Johns Hopkins Medical Institutions. "Researchers Discover New Way To Block HIV Transmission By Removing Cholesterol From Cell Membrane: Hopkins Study Finds HIV Requires Cholesterol To Infect." ScienceDaily. ScienceDaily, 25 July 2001. <www.sciencedaily.com/releases/2001/07/010725081921.htm>.
Johns Hopkins Medical Institutions. (2001, July 25). Researchers Discover New Way To Block HIV Transmission By Removing Cholesterol From Cell Membrane: Hopkins Study Finds HIV Requires Cholesterol To Infect. ScienceDaily. Retrieved September 2, 2014 from www.sciencedaily.com/releases/2001/07/010725081921.htm
Johns Hopkins Medical Institutions. "Researchers Discover New Way To Block HIV Transmission By Removing Cholesterol From Cell Membrane: Hopkins Study Finds HIV Requires Cholesterol To Infect." ScienceDaily. www.sciencedaily.com/releases/2001/07/010725081921.htm (accessed September 2, 2014).

Share This




More Health & Medicine News

Tuesday, September 2, 2014

Featured Research

from universities, journals, and other organizations


Featured Videos

from AP, Reuters, AFP, and other news services

Snack Attack: Study Says Action Movies Make You Snack More

Snack Attack: Study Says Action Movies Make You Snack More

Newsy (Sep. 2, 2014) You're more likely to gain weight while watching action flicks than you are watching other types of programming, says a new study published in JAMA. Video provided by Newsy
Powered by NewsLook.com
U.N. Says Ebola Travel Restrictions Will Cause Food Shortage

U.N. Says Ebola Travel Restrictions Will Cause Food Shortage

Newsy (Sep. 2, 2014) The U.N. says the problem is two-fold — quarantine zones and travel restrictions are limiting the movement of both people and food. Video provided by Newsy
Powered by NewsLook.com
Get on Your Bike! London Cycling Popularity Soars Despite Danger

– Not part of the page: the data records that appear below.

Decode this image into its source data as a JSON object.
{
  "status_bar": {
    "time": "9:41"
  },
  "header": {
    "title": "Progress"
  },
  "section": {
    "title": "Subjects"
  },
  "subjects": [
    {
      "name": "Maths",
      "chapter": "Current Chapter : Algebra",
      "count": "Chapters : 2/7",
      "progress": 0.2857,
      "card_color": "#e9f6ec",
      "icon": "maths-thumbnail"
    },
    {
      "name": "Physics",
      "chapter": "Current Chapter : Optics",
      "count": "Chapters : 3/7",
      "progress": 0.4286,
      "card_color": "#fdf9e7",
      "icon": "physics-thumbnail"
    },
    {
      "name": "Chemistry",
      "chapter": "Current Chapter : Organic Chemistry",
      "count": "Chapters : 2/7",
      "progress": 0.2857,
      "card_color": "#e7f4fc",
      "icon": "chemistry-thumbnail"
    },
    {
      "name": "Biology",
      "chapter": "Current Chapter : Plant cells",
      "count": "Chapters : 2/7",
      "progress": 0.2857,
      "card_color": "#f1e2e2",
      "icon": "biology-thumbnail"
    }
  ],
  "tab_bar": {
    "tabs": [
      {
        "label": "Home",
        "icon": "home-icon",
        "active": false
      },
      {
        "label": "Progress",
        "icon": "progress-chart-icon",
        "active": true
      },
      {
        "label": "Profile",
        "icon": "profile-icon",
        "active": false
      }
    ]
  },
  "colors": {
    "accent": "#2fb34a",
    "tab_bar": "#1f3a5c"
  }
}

Get on Your Bike! London Cycling Popularity Soars Despite Danger

AFP (Sep. 1, 2014) Wedged between buses, lorries and cars, cycling in London isn't for the faint hearted. Nevertheless the number of people choosing to bike in the British capital has doubled over the past 15 years. Duration: 02:27 Video provided by AFP
Powered by NewsLook.com
Can You Train Your Brain To Eat Healthy?

Can You Train Your Brain To Eat Healthy?

Newsy (Sep. 1, 2014) New research says if you condition yourself to eat healthy foods, eventually you'll crave them instead of junk food. Video provided by Newsy
Powered by NewsLook.com

Search ScienceDaily

Number of stories in archives: 140,361

Find with keyword(s):
Enter a keyword or phrase to search ScienceDaily for related topics and research stories.

Save/Print:
Share:

Breaking News:
from the past week

In Other News

... from NewsDaily.com

Science News

Health News

Environment News

Technology News



Save/Print:
Share:

Free Subscriptions


Get the latest science news with ScienceDaily's free email newsletters, updated daily and weekly. Or view hourly updated newsfeeds in your RSS reader:

Get Social & Mobile


Keep up to date with the latest news from ScienceDaily via social networks and mobile apps:

Have Feedback?


Tell us what you think of ScienceDaily -- we welcome both positive and negative comments. Have any problems using the site? Questions?
Mobile: iPhone Android Web
Follow: Facebook Twitter Google+
Subscribe: RSS Feeds Email Newsletters
Latest Headlines Health & Medicine Mind & Brain Space & Time Matter & Energy Computers & Math Plants & Animals Earth & Climate Fossils & Ruins